The crown jewel of Facebook’s first fMC conference, Brand Timelines, is being touted as “the richest, most customizable marketing canvas ever created.” Judging by the hype that’s flooded the Internet since their unveiling, marketers agree: This is apparently Facebook’s most important development since Open Graph. Brands now have the opportunity to craft a richer story on the platform and build a more inviting destination site that lives inside the smaller Internet we call Facebook. And yet, among the avalanche of articles full of tips and best practices, most marketers have been silent about an elephant in the room.
Nobody actually visits your brand’s Facebook page.
According to comScore, Starbucks generated 156 impressions across Facebook (via content and media) for every 1 person that actually visited their page. Vitrue has found that the news feed is 110 times more engaging than a brand’s page, tabs, or apps. Yet even those numbers sound significantly higher than the traffic many of us see in the brands we manage socially–not to mention the more precipitous drop in traffic when one considers tabs and apps besides the brand’s wall (now Timeline).

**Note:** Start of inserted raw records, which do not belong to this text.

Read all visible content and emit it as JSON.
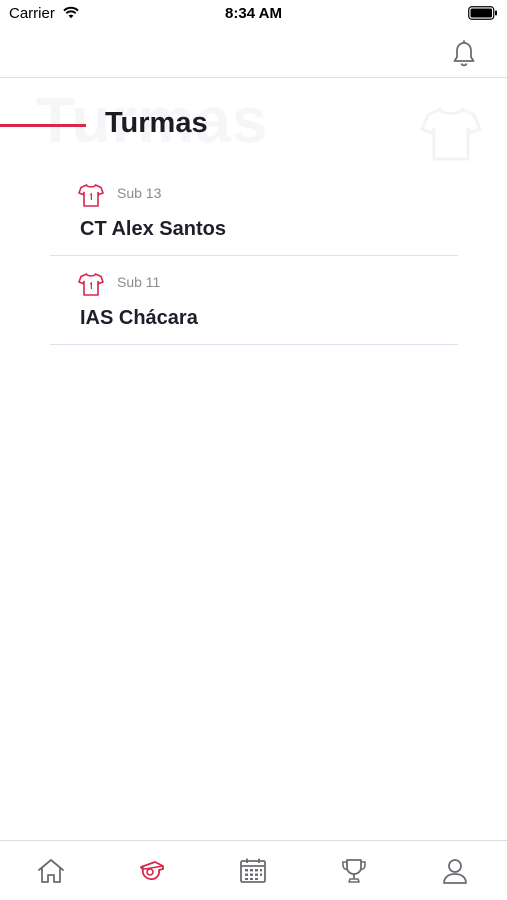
{
  "status_bar": {
    "carrier": "Carrier",
    "time": "8:34 AM"
  },
  "header": {
    "notification_icon": "bell-icon"
  },
  "title": {
    "text": "Turmas",
    "watermark": "Turmas"
  },
  "classes": [
    {
      "category": "Sub 13",
      "name": "CT Alex Santos",
      "icon": "shirt-icon"
    },
    {
      "category": "Sub 11",
      "name": "IAS Chácara",
      "icon": "shirt-icon"
    }
  ],
  "tab_bar": {
    "tabs": [
      {
        "icon": "home-icon",
        "active": false
      },
      {
        "icon": "whistle-icon",
        "active": true
      },
      {
        "icon": "calendar-icon",
        "active": false
      },
      {
        "icon": "trophy-icon",
        "active": false
      },
      {
        "icon": "profile-icon",
        "active": false
      }
    ]
  },
  "colors": {
    "accent": "#d9264b",
    "text_dark": "#1c1c24",
    "text_muted": "#8a8a92",
    "divider": "#dde0ec",
    "icon_gray": "#6b6b72"
  }
}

Of course, the argument could be made that Timelines’ design and feature set might change all of this, and finally succeed in sending your audience to your brand’s page. But what do Brand Timelines actually bring to the table? On the one hand, a cover photo gives brands a bit more to play with visually–though it also pushes actual content down on the page so that most of it is below the fold. Tabs and apps are now highlighted on a strip below the photo, though some argue that this makes them harder to find and less inviting than the sidebar menu. And the ability to pin a post to the top of your Timeline lets you highlight your most important content, though the new design means that all of your other content will move down the page faster–too fast if you’re letting fans post on your wall.

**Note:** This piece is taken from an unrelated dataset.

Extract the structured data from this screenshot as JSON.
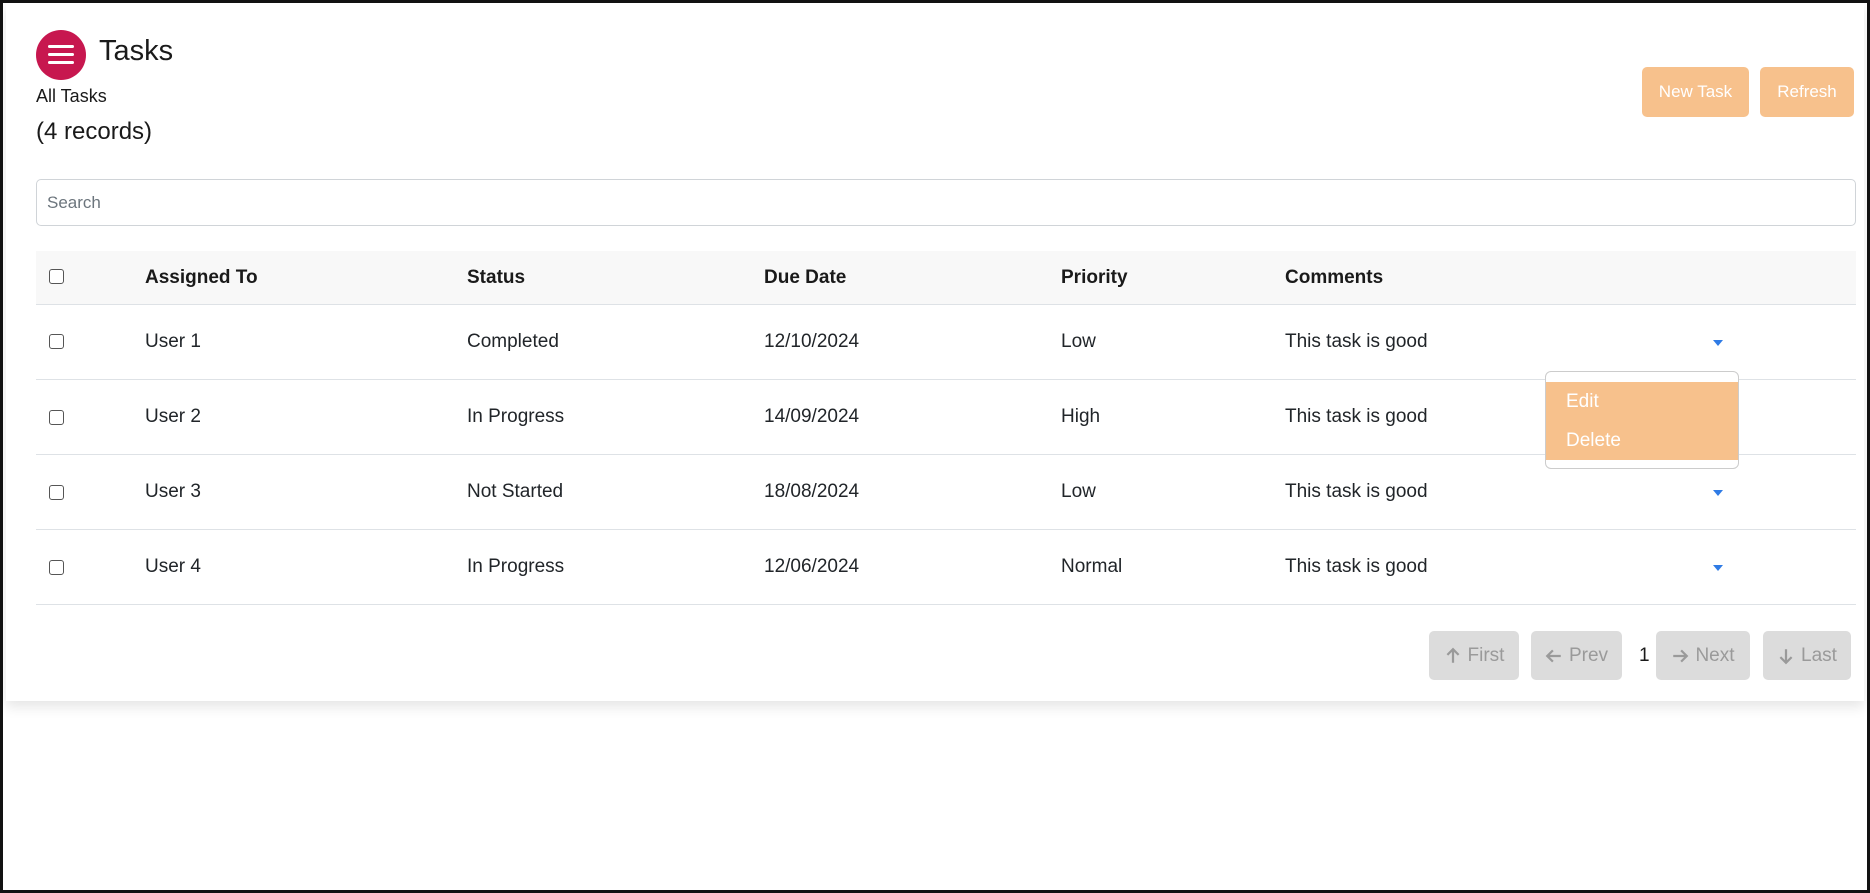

And then there’s the Timeline feature itself, which does open up interesting storytelling opportunities, allowing you to chronicle your brand’s history by highlighting specific milestones. But are these features enough to finally rip fans away from their walls and send them venturing to your page?
Not without a strong value-add and pull strategy from your brand. Facebook users’ core behavior is going to stay rooted on their wall for the foreseeable future, so continue prioritizing your editorial strategy, unless Facebook Insights tell a different story. In fact, the real star of the fMC is Facebook’s Reach Generator, which guarantees that 75% of your fans actually see your content (versus the approximately 15-20% that currently see it). Alongside new Premium Ads, which repurpose editorial content as paid media, they make a strong case for keeping your focus where it should be: on adding authentic value to your fan base through social posts.
There are some brands that inherently make sense with Timelines, and will be able to offer rich experiences that could bring fans flocking to their pages. The New York Times has given us a dazzling retrospective of our last 150 years told through the history of their newsroom. Other brands will have to come up with clever campaigns around the Timeline. Fanta is the first out the gate with a strong concept, inviting its audience to chase its characters through their Timeline, dropping clever hints and letting their fans do the hunting.
However, few Timeline-centric campaigns will deliver results unless Facebook’s entire new suite of tools is used to create an internal ecosystem with social, spreadable content at the center. Resist Shiny Object Syndrome. It’s tempting to fixate on perfecting your brand’s story on your new destination page, but nobody will be listening to your story without a well-thought-out invitation–hopefully one to participate.